What is being asked
Filter the records, keeping every line that has the string "드래그프리".
#### Source information
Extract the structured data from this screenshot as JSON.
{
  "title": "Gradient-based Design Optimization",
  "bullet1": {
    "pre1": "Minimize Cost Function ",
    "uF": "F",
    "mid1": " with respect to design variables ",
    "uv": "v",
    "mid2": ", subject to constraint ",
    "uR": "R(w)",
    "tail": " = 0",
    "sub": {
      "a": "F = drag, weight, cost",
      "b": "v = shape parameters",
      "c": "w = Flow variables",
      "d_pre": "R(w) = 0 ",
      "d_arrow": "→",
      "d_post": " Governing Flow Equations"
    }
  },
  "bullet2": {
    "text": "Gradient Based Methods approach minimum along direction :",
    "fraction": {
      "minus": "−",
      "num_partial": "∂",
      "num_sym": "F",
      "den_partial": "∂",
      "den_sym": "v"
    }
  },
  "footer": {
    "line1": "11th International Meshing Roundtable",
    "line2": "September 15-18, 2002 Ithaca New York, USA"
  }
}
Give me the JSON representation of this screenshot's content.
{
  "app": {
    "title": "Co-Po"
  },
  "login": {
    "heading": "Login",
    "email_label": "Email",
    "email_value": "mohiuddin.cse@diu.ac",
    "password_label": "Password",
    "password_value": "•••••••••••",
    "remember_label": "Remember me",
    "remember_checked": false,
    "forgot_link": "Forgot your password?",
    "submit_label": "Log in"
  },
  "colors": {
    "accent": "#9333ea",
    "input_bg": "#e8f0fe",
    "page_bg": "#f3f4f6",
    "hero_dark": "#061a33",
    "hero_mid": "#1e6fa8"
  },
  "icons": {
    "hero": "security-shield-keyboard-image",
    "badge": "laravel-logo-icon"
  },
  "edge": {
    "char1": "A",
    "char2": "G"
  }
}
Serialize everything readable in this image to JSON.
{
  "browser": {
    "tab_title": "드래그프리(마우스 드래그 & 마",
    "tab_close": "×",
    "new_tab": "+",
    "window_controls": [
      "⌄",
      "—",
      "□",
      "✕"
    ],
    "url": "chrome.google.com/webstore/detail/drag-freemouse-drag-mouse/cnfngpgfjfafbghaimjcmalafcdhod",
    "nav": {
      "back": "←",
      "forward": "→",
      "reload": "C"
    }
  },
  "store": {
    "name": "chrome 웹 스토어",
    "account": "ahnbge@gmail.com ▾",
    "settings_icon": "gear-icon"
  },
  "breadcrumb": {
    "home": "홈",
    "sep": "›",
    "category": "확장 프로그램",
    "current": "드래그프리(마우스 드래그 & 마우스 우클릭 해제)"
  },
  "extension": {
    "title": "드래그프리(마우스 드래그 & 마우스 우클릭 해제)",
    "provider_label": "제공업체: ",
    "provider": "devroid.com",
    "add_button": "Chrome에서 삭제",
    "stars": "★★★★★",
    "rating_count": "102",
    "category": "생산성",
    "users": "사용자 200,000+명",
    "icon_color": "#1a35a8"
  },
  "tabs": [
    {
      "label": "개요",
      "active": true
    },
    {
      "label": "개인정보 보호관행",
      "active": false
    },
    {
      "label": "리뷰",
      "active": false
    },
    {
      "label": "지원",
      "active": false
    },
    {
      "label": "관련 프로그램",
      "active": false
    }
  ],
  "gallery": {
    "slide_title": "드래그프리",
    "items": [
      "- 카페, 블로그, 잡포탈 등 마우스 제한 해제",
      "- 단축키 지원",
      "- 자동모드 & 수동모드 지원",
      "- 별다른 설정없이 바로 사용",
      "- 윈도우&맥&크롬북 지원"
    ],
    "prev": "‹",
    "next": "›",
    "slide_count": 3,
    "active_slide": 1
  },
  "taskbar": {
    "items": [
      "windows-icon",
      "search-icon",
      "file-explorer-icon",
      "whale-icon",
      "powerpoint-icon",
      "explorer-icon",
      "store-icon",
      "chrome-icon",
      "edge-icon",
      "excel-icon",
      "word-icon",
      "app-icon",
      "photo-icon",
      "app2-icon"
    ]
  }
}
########
Finished task
    "tab_title": "드래그프리(마우스 드래그 & 마",
    "current": "드래그프리(마우스 드래그 & 마우스 우클릭 해제)"
    "title": "드래그프리(마우스 드래그 & 마우스 우클릭 해제)",
    "slide_title": "드래그프리",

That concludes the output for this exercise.